Brief —
Return the records as they stand. No picture is to be included.

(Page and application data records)
=-=-=-=-=

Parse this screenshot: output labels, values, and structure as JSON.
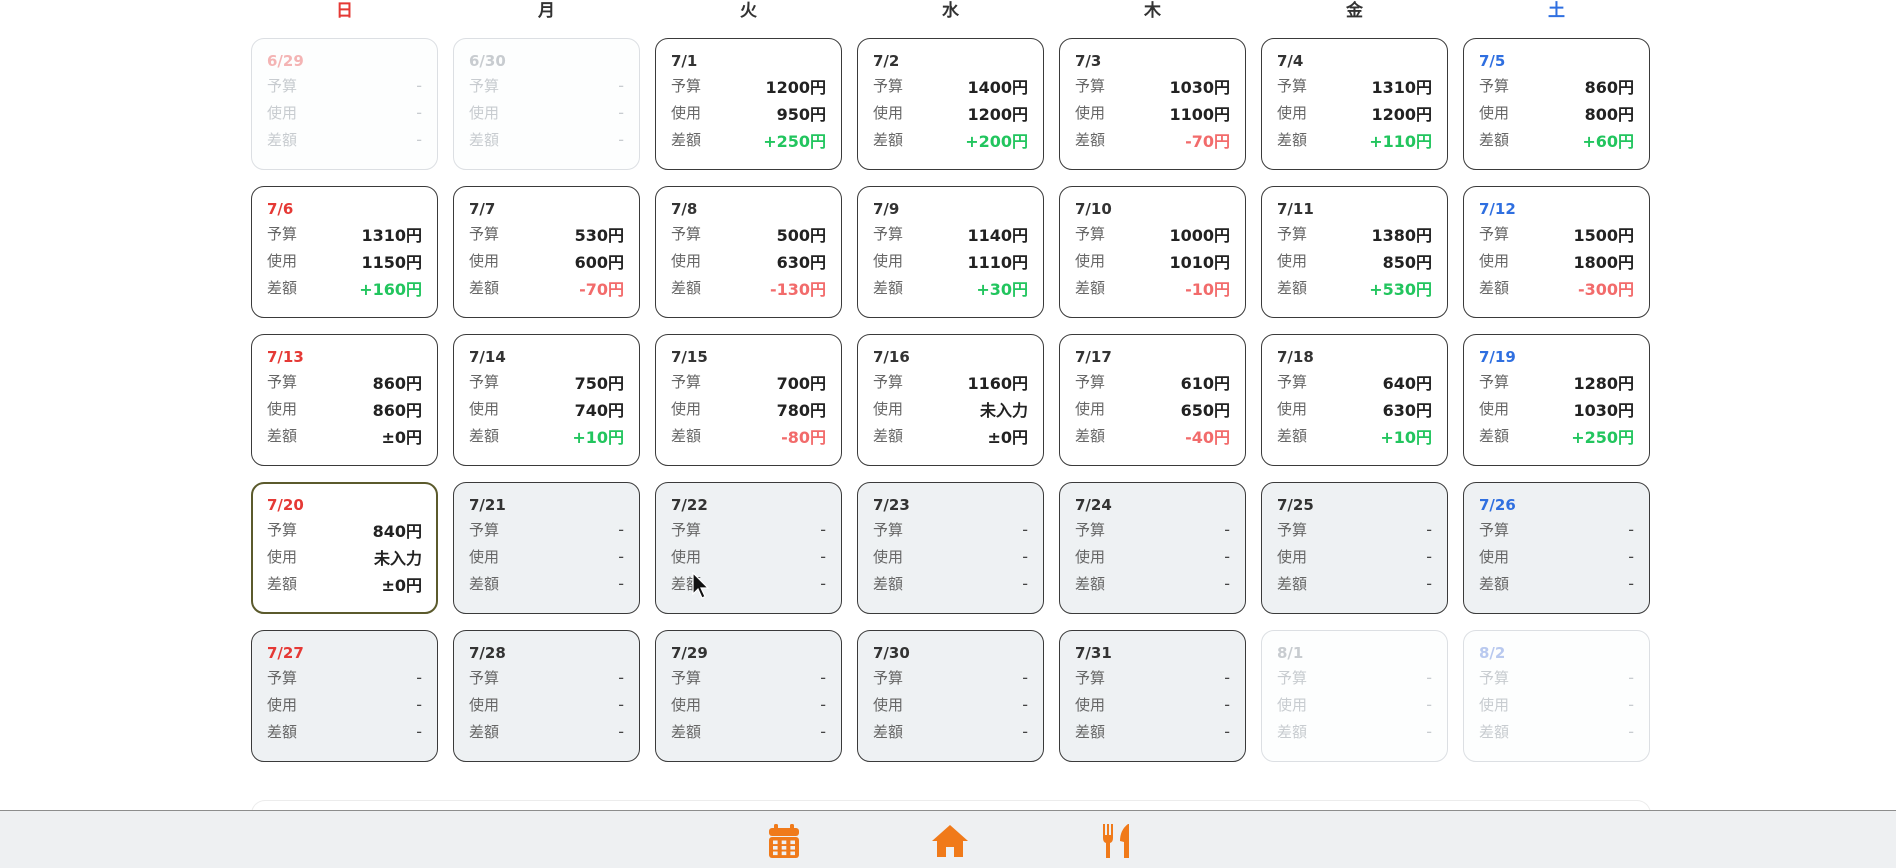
{
  "weekdays": [
    "日",
    "月",
    "火",
    "水",
    "木",
    "金",
    "土"
  ],
  "row_labels": {
    "budget": "予算",
    "used": "使用",
    "diff": "差額"
  },
  "weeks": [
    [
      {
        "date": "6/29",
        "budget": "-",
        "used": "-",
        "diff": "-",
        "state": "outside"
      },
      {
        "date": "6/30",
        "budget": "-",
        "used": "-",
        "diff": "-",
        "state": "outside"
      },
      {
        "date": "7/1",
        "budget": "1200円",
        "used": "950円",
        "diff": "+250円",
        "state": "past"
      },
      {
        "date": "7/2",
        "budget": "1400円",
        "used": "1200円",
        "diff": "+200円",
        "state": "past"
      },
      {
        "date": "7/3",
        "budget": "1030円",
        "used": "1100円",
        "diff": "-70円",
        "state": "past"
      },
      {
        "date": "7/4",
        "budget": "1310円",
        "used": "1200円",
        "diff": "+110円",
        "state": "past"
      },
      {
        "date": "7/5",
        "budget": "860円",
        "used": "800円",
        "diff": "+60円",
        "state": "past"
      }
    ],
    [
      {
        "date": "7/6",
        "budget": "1310円",
        "used": "1150円",
        "diff": "+160円",
        "state": "past"
      },
      {
        "date": "7/7",
        "budget": "530円",
        "used": "600円",
        "diff": "-70円",
        "state": "past"
      },
      {
        "date": "7/8",
        "budget": "500円",
        "used": "630円",
        "diff": "-130円",
        "state": "past"
      },
      {
        "date": "7/9",
        "budget": "1140円",
        "used": "1110円",
        "diff": "+30円",
        "state": "past"
      },
      {
        "date": "7/10",
        "budget": "1000円",
        "used": "1010円",
        "diff": "-10円",
        "state": "past"
      },
      {
        "date": "7/11",
        "budget": "1380円",
        "used": "850円",
        "diff": "+530円",
        "state": "past"
      },
      {
        "date": "7/12",
        "budget": "1500円",
        "used": "1800円",
        "diff": "-300円",
        "state": "past"
      }
    ],
    [
      {
        "date": "7/13",
        "budget": "860円",
        "used": "860円",
        "diff": "±0円",
        "state": "past"
      },
      {
        "date": "7/14",
        "budget": "750円",
        "used": "740円",
        "diff": "+10円",
        "state": "past"
      },
      {
        "date": "7/15",
        "budget": "700円",
        "used": "780円",
        "diff": "-80円",
        "state": "past"
      },
      {
        "date": "7/16",
        "budget": "1160円",
        "used": "未入力",
        "diff": "±0円",
        "state": "past"
      },
      {
        "date": "7/17",
        "budget": "610円",
        "used": "650円",
        "diff": "-40円",
        "state": "past"
      },
      {
        "date": "7/18",
        "budget": "640円",
        "used": "630円",
        "diff": "+10円",
        "state": "past"
      },
      {
        "date": "7/19",
        "budget": "1280円",
        "used": "1030円",
        "diff": "+250円",
        "state": "past"
      }
    ],
    [
      {
        "date": "7/20",
        "budget": "840円",
        "used": "未入力",
        "diff": "±0円",
        "state": "today"
      },
      {
        "date": "7/21",
        "budget": "-",
        "used": "-",
        "diff": "-",
        "state": "future"
      },
      {
        "date": "7/22",
        "budget": "-",
        "used": "-",
        "diff": "-",
        "state": "future"
      },
      {
        "date": "7/23",
        "budget": "-",
        "used": "-",
        "diff": "-",
        "state": "future"
      },
      {
        "date": "7/24",
        "budget": "-",
        "used": "-",
        "diff": "-",
        "state": "future"
      },
      {
        "date": "7/25",
        "budget": "-",
        "used": "-",
        "diff": "-",
        "state": "future"
      },
      {
        "date": "7/26",
        "budget": "-",
        "used": "-",
        "diff": "-",
        "state": "future"
      }
    ],
    [
      {
        "date": "7/27",
        "budget": "-",
        "used": "-",
        "diff": "-",
        "state": "future"
      },
      {
        "date": "7/28",
        "budget": "-",
        "used": "-",
        "diff": "-",
        "state": "future"
      },
      {
        "date": "7/29",
        "budget": "-",
        "used": "-",
        "diff": "-",
        "state": "future"
      },
      {
        "date": "7/30",
        "budget": "-",
        "used": "-",
        "diff": "-",
        "state": "future"
      },
      {
        "date": "7/31",
        "budget": "-",
        "used": "-",
        "diff": "-",
        "state": "future"
      },
      {
        "date": "8/1",
        "budget": "-",
        "used": "-",
        "diff": "-",
        "state": "outside"
      },
      {
        "date": "8/2",
        "budget": "-",
        "used": "-",
        "diff": "-",
        "state": "outside"
      }
    ]
  ],
  "bottom_nav": [
    {
      "name": "calendar",
      "icon": "calendar-icon"
    },
    {
      "name": "home",
      "icon": "home-icon"
    },
    {
      "name": "meals",
      "icon": "fork-knife-icon"
    }
  ],
  "colors": {
    "sunday": "#e53935",
    "saturday": "#2f6fe0",
    "positive": "#22c55e",
    "negative": "#f26b6b",
    "accent": "#f07a1a",
    "today_border": "#5b5a2c"
  }
}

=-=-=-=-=

Reply to the task —
Parse this screenshot: output labels, values, and structure as JSON.
{
  "weekdays": [
    "日",
    "月",
    "火",
    "水",
    "木",
    "金",
    "土"
  ],
  "row_labels": {
    "budget": "予算",
    "used": "使用",
    "diff": "差額"
  },
  "weeks": [
    [
      {
        "date": "6/29",
        "budget": "-",
        "used": "-",
        "diff": "-",
        "state": "outside"
      },
      {
        "date": "6/30",
        "budget": "-",
        "used": "-",
        "diff": "-",
        "state": "outside"
      },
      {
        "date": "7/1",
        "budget": "1200円",
        "used": "950円",
        "diff": "+250円",
        "state": "past"
      },
      {
        "date": "7/2",
        "budget": "1400円",
        "used": "1200円",
        "diff": "+200円",
        "state": "past"
      },
      {
        "date": "7/3",
        "budget": "1030円",
        "used": "1100円",
        "diff": "-70円",
        "state": "past"
      },
      {
        "date": "7/4",
        "budget": "1310円",
        "used": "1200円",
        "diff": "+110円",
        "state": "past"
      },
      {
        "date": "7/5",
        "budget": "860円",
        "used": "800円",
        "diff": "+60円",
        "state": "past"
      }
    ],
    [
      {
        "date": "7/6",
        "budget": "1310円",
        "used": "1150円",
        "diff": "+160円",
        "state": "past"
      },
      {
        "date": "7/7",
        "budget": "530円",
        "used": "600円",
        "diff": "-70円",
        "state": "past"
      },
      {
        "date": "7/8",
        "budget": "500円",
        "used": "630円",
        "diff": "-130円",
        "state": "past"
      },
      {
        "date": "7/9",
        "budget": "1140円",
        "used": "1110円",
        "diff": "+30円",
        "state": "past"
      },
      {
        "date": "7/10",
        "budget": "1000円",
        "used": "1010円",
        "diff": "-10円",
        "state": "past"
      },
      {
        "date": "7/11",
        "budget": "1380円",
        "used": "850円",
        "diff": "+530円",
        "state": "past"
      },
      {
        "date": "7/12",
        "budget": "1500円",
        "used": "1800円",
        "diff": "-300円",
        "state": "past"
      }
    ],
    [
      {
        "date": "7/13",
        "budget": "860円",
        "used": "860円",
        "diff": "±0円",
        "state": "past"
      },
      {
        "date": "7/14",
        "budget": "750円",
        "used": "740円",
        "diff": "+10円",
        "state": "past"
      },
      {
        "date": "7/15",
        "budget": "700円",
        "used": "780円",
        "diff": "-80円",
        "state": "past"
      },
      {
        "date": "7/16",
        "budget": "1160円",
        "used": "未入力",
        "diff": "±0円",
        "state": "past"
      },
      {
        "date": "7/17",
        "budget": "610円",
        "used": "650円",
        "diff": "-40円",
        "state": "past"
      },
      {
        "date": "7/18",
        "budget": "640円",
        "used": "630円",
        "diff": "+10円",
        "state": "past"
      },
      {
        "date": "7/19",
        "budget": "1280円",
        "used": "1030円",
        "diff": "+250円",
        "state": "past"
      }
    ],
    [
      {
        "date": "7/20",
        "budget": "840円",
        "used": "未入力",
        "diff": "±0円",
        "state": "today"
      },
      {
        "date": "7/21",
        "budget": "-",
        "used": "-",
        "diff": "-",
        "state": "future"
      },
      {
        "date": "7/22",
        "budget": "-",
        "used": "-",
        "diff": "-",
        "state": "future"
      },
      {
        "date": "7/23",
        "budget": "-",
        "used": "-",
        "diff": "-",
        "state": "future"
      },
      {
        "date": "7/24",
        "budget": "-",
        "used": "-",
        "diff": "-",
        "state": "future"
      },
      {
        "date": "7/25",
        "budget": "-",
        "used": "-",
        "diff": "-",
        "state": "future"
      },
      {
        "date": "7/26",
        "budget": "-",
        "used": "-",
        "diff": "-",
        "state": "future"
      }
    ],
    [
      {
        "date": "7/27",
        "budget": "-",
        "used": "-",
        "diff": "-",
        "state": "future"
      },
      {
        "date": "7/28",
        "budget": "-",
        "used": "-",
        "diff": "-",
        "state": "future"
      },
      {
        "date": "7/29",
        "budget": "-",
        "used": "-",
        "diff": "-",
        "state": "future"
      },
      {
        "date": "7/30",
        "budget": "-",
        "used": "-",
        "diff": "-",
        "state": "future"
      },
      {
        "date": "7/31",
        "budget": "-",
        "used": "-",
        "diff": "-",
        "state": "future"
      },
      {
        "date": "8/1",
        "budget": "-",
        "used": "-",
        "diff": "-",
        "state": "outside"
      },
      {
        "date": "8/2",
        "budget": "-",
        "used": "-",
        "diff": "-",
        "state": "outside"
      }
    ]
  ],
  "bottom_nav": [
    {
      "name": "calendar",
      "icon": "calendar-icon"
    },
    {
      "name": "home",
      "icon": "home-icon"
    },
    {
      "name": "meals",
      "icon": "fork-knife-icon"
    }
  ],
  "colors": {
    "sunday": "#e53935",
    "saturday": "#2f6fe0",
    "positive": "#22c55e",
    "negative": "#f26b6b",
    "accent": "#f07a1a",
    "today_border": "#5b5a2c"
  }
}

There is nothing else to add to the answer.